Hot Button: One of these in each issue. We take an issue (related to the theme) that is often debated and ask 3 experienced spinners to weigh in on it. Their responses sometimes draw the same conclusions but just as often they conflict. Our hope is that spinners will find themselves in one of the responses and realize there’s not just one way to spin.

Stealth Review: Three spinners of different experience levels review the same spinning-related product. We keep it anonymous so that the review can speak honestly without worry. Calls for stealth reviewers go out on the blog and facebook. Each reviewer gets 400 words and a questionnaire.

Fiber Study: These meaty articles can anchor an issue with their length and density.

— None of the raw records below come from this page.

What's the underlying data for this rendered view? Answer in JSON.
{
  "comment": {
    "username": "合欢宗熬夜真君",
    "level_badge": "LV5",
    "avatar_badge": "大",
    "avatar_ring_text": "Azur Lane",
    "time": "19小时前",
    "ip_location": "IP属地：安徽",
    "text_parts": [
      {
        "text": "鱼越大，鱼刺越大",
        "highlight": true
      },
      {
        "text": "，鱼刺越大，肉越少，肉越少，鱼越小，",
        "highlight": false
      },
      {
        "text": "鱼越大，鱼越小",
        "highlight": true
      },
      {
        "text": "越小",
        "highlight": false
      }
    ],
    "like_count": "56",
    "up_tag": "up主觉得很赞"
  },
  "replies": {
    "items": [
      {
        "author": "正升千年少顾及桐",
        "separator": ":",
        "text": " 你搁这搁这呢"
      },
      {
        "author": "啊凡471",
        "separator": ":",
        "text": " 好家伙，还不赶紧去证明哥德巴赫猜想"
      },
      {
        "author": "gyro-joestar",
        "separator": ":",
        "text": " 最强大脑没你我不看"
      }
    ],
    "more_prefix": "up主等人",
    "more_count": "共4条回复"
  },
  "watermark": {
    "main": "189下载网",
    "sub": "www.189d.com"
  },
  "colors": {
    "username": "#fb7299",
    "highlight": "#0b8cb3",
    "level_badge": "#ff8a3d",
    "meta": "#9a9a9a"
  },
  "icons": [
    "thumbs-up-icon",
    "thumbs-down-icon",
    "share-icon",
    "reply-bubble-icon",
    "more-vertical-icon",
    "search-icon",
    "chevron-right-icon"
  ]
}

They should be informative and interesting but you don’t need to be an expert to write one! Sure, you may have to do some research but the fun part is the spinning. We don’t want you to tell us, we want you to show us. Spinners are happy to learn with other spinners so take us along on your experimental spins. Take the fiber and prepare it a couple of different ways; then spin each preparation woolen and worsted, throw in a semi-woolen and semi-worsted if you want; then swatch your sample yarns and report on the results. They range in length from 1600 to 2400 words.

Extras: These articles are everything else that doesn’t fit in the above category. They should still relate to the issue’s theme but they don’t need to fit into any of the above. There are a lot of these each issue and their length and depth vary drastically.